Description of the disaster
In the early hours of 14th August 2017, torrential rains caused parts of Mount Sugar Loaf, a range of hills surrounding Freetown, to slide into the Regent Village vicinity. This led to heavy loss of life and property at the epicenter and downstream at Juba, Lumley, Kaningo/Kamayama axis. The communities affected included Juba, Regent, Matome, Bambaira Culvert, Kamayama, Jah kingdom Kaningo and Dwazark. The site of the mudslide on the hill at Regent is adjacent to a squatter settlement on a restricted and high-risk area. On the foot of the same hill, a permanent stream was interfered with by the mudslide, the saturated and highly mobile debris flow carrying soft clay (mud), boulders altered the width of the river causing it to change its course and increasing its volume exacerbating the effect in terms of scope of coverage and destruction.
According to the Public Health National Emergency center, 413 bodies were conveyed to the central morgue between 14-15 August 2017. Of these, only six bodies were identified by family members. Upon request from the family members, two bodies were handed over to the families and the rest of the bodies were buried at Waterloo cemetery. The search and rescue continued at the site, the Office of the National Security (ONS) confirmed 502 deaths and 600 more classified as missing. Response teams, led by the Sierra Leone Armed Forces and SLRCS volunteers, conducted evacuation, search & rescue, removed dead bodies and provided medical care to the injured. The role of the Red Cross was well recognized in the media such as Reuters, AFP, ABC, CNN, BBC (various), EFE, DPA, CTV (Canada).
The floods caused widespread destruction of at least 1,245 properties with over 300 houses being destroyed. According to ONS information, the mudslides rendered 11,816 people displaced of which over 7,000 were sheltered in temporary camps in Freetown. Moreover, the livelihoods of the affected people were completely disrupted. According to primary ONS assessments: 52% of the populations were living on small trade whereas 18% relied on physical labour skilled or non-skilled and 6% were in formal transport business including motor cyclists with 7% formally salaried.
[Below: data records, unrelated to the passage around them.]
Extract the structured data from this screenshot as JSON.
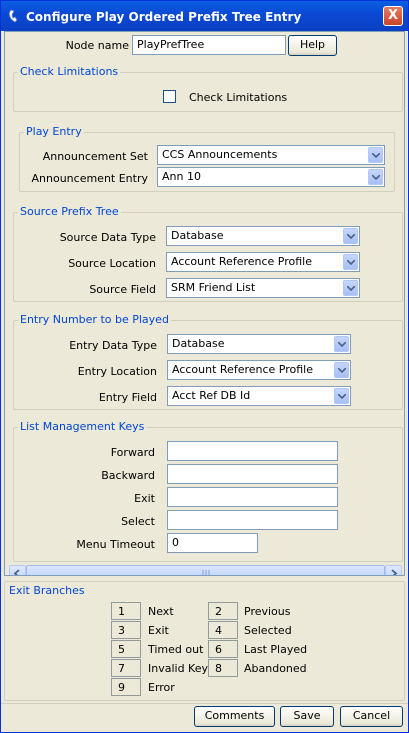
{
  "window": {
    "title": "Configure Play Ordered Prefix Tree Entry",
    "close_label": "X"
  },
  "node": {
    "label": "Node name",
    "value": "PlayPrefTree",
    "help_label": "Help"
  },
  "check_limitations": {
    "legend": "Check Limitations",
    "checkbox_label": "Check Limitations",
    "checked": false
  },
  "play_entry": {
    "legend": "Play Entry",
    "announcement_set": {
      "label": "Announcement Set",
      "value": "CCS Announcements"
    },
    "announcement_entry": {
      "label": "Announcement Entry",
      "value": "Ann 10"
    }
  },
  "source_prefix_tree": {
    "legend": "Source Prefix Tree",
    "data_type": {
      "label": "Source Data Type",
      "value": "Database"
    },
    "location": {
      "label": "Source Location",
      "value": "Account Reference Profile"
    },
    "field": {
      "label": "Source Field",
      "value": "SRM Friend List"
    }
  },
  "entry_number": {
    "legend": "Entry Number to be Played",
    "data_type": {
      "label": "Entry Data Type",
      "value": "Database"
    },
    "location": {
      "label": "Entry Location",
      "value": "Account Reference Profile"
    },
    "field": {
      "label": "Entry Field",
      "value": "Acct Ref DB Id"
    }
  },
  "list_management_keys": {
    "legend": "List Management Keys",
    "forward": {
      "label": "Forward",
      "value": ""
    },
    "backward": {
      "label": "Backward",
      "value": ""
    },
    "exit": {
      "label": "Exit",
      "value": ""
    },
    "select": {
      "label": "Select",
      "value": ""
    },
    "menu_timeout": {
      "label": "Menu Timeout",
      "value": "0"
    }
  },
  "exit_branches": {
    "legend": "Exit Branches",
    "items": [
      {
        "number": "1",
        "label": "Next"
      },
      {
        "number": "2",
        "label": "Previous"
      },
      {
        "number": "3",
        "label": "Exit"
      },
      {
        "number": "4",
        "label": "Selected"
      },
      {
        "number": "5",
        "label": "Timed out"
      },
      {
        "number": "6",
        "label": "Last Played"
      },
      {
        "number": "7",
        "label": "Invalid Key"
      },
      {
        "number": "8",
        "label": "Abandoned"
      },
      {
        "number": "9",
        "label": "Error"
      }
    ]
  },
  "footer": {
    "comments_label": "Comments",
    "save_label": "Save",
    "cancel_label": "Cancel"
  },
  "colors": {
    "title_bar": "#0a5fe3",
    "legend_text": "#0046d5",
    "background": "#ece9d8"
  }
}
Apart from those directly affected, over 20,000 more were at risk due to increased demand on the already poor water and sanitation services.
The government established IDP camps in Freetown. Temporary shelters and other basic services such as water, sanitation, health was provided to the displaced families. Food was provided by WFP in a wet ration of three meals a day. During this period, Sierra Leone Red cross provided hygiene promotion and psychosocial support with ambulance referral service on daily basis to the camp population.
On the 15th of August 2017, the Government of Sierra Leone declared a state of emergency requesting for International assistance. In response to the declaration, on the 15th of August 2017, the Sierra Leone Red Cross with support from the IFRC launched an Emergency Appeal to the tune of CHF 4.6 Million to assist at lest 4,800 people affected by the floods for a period of 10 months. Due to the need to urgently conduct immediate search and rescue activities and provide lifesaving services to the affected communities, a DREF of CHF 271,032 was granted to the National society.
As the Appeal was developed, the greatest need was mainly on the provision of shelter to the affected communities whilst in a camp setting. As such almost 60% of the requested funds was focusing on the provision of temporary shelter. However, the Government policy was against the settling of affected people in camps as their strategy was to remove people from the flood prone communities. This policy hence demanded a shift in the focus of the Appeal and a delay in implementation of operational activities. Based on this, a revision of the Emergency Appeal was done on the 17th of December 2017. Through the Appeal, the IFRC and Sierra Leone Red Cross Society aimed towards assisting vulnerable communities that were directly affected by the mudslide by targeting some 1,000 families (6,000 individuals) through provision of basic needs and early recovery support for reintegration. The support extended to 20,000 individuals at risk through DRR support and awareness activities until March 2019.